138. The U.S. government is debating an initiative, with the Mexican government, aimed at allowing Mexicans who have paid into social security in the United States to claim their benefits in Mexico. Workers must have worked in both countries and can access the benefit in the state in which they have legal residency. The United States has signed 20 agreements along these lines, called “totalization” agreements.
South American Conference on Migration
139. In November, the Fourth South American Conference on Migration was held in Montevideo, Uruguay. The meeting adopted a Final Declaration in which it was recommended that the South American Forum on Migration be established as a regular mechanism for consultation and discussion on migration.
Multilateral initiative to address migration
order to continue multilateral conversations of the so-called Berne

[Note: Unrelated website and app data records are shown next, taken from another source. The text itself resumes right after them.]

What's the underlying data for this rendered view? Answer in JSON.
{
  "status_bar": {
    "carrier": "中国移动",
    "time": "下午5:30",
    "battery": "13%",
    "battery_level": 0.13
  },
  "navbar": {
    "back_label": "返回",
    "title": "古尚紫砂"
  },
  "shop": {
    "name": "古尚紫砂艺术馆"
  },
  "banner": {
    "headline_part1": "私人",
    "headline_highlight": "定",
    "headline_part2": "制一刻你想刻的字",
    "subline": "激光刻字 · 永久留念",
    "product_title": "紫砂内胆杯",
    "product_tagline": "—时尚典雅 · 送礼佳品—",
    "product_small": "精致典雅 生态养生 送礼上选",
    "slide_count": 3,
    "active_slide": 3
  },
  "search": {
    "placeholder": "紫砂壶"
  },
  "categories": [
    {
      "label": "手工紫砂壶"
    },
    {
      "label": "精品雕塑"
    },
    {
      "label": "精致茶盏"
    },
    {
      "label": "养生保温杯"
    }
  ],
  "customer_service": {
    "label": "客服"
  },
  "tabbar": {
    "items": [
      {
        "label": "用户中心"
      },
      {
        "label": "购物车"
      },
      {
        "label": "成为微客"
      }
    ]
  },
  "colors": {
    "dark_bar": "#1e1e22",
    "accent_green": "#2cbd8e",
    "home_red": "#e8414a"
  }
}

Initiative, the Swiss government announced that it will organize a
second round of multilateral discussions in 2004. In 2001 the Swiss
government launched this multilateral initiative to address the
challenges and problems related to migration in the 21st century.
U.S.-Mexican negotiations on migration
141. Despite President Fox’s official visit to the southern border states of the southwestern United States, and bilateral meetings to discuss the issue in November 2003, efforts to reach an agreement on migration did not succeed. During the meeting of the Asia-Pacific Economic Cooperation Forum, held in Bangkok, Thailand, in October, Fox and the U.S. President George W. Bush agreed to continue addressing the matter. Previously, however, U.S. Secretary of State Colin Powell acknowledged that the prospects for advancing substantially in the negotiations would be difficult, given that in the legislative arena, the contents of a possible agreement to be discussed were very thorny. Tom Ridge, the Secretary of Homeland Security, stated that the situation of undocumented Mexican nationals could not persist indefinitely without some solution. Finally, Santiago Creel, Mexican Interior Secretary, said in April 2003 that migration is a fundamental issue in the bilateral relationship, and that, accordingly, it could not be set aside. In addition, he stated that regularizing the status of some four million Mexicans could facilitate the work of the U.S. authorities in charge of internal security.
Discussion of initiatives in the United States
142. Several legislative initiative were submitted to the U.S. Congress for the purpose of establishing guest worker programs and establishing mechanisms for documenting irregular workers.